The lineup for performances included Bad Bunny, Black Pumas, BTS, Cardi B, Brandi Charlie, DaBaby, Doja Cat, Billie Eilish, Mickey Guyton and many more. The telecast opened with three performances by huge artists like Harry Styles performing “Watermelon Sugar,” Billie Eilish singing “Everything I Wanted” and the three sisters of HAIM doing “The Steps.”
While big stars did attend the ceremony, perform and win awards, there was one big artist who boycotted the show. The Weeknd, who performed at the Super Bowl halftime show in January, announced that he would be boycotting not only the show but the institution itself. He stated that the reason he chose to do so was because of the “secret committees” that the institution had. He also told the New York Times about his decision to no longer allow his label to submit his music to the Grammys.
Most believed The Weeknd did this because his most recent album, “After Hours,” received zero nominations this year. This came as a shock to him and his fans since it debuted at No. 1 on the Billboard 200 and landed on dozens of year-end lists. The Weeknd went on to state that he has three Grammys, but he personally could not care less about them now.
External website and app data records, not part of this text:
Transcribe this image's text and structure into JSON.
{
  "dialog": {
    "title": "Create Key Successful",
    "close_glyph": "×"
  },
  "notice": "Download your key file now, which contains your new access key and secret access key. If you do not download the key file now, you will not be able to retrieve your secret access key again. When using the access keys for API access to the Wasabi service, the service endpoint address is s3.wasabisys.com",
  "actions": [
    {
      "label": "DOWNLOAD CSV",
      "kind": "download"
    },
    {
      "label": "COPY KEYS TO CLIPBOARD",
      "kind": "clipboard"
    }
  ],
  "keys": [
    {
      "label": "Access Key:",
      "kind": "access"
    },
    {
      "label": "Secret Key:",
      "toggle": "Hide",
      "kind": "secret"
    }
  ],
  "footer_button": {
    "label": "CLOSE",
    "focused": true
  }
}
Another difference this year that may have come as a shock was that the setup for COVID-19 safety procedures did not include Zoom. The show’s newest executive producer recently told the New York Times, “This is not a virtual Grammys . . . Zoom fatigue is not something that will be part of the show in any way.” The producers chose not to do a Zoom award show because it would be difficult to discern which performances were pre-taped and which were performed live. They did their best to reproduce and pay homage to the experience of seeing live music, yet they did not manage to mimic the smallness and beauty of the sorts of concerts that many have missed the most. Despite the successful hosting of the Grammy Awards this year, the effects of the pandemic continue to devastate artists and small clubs.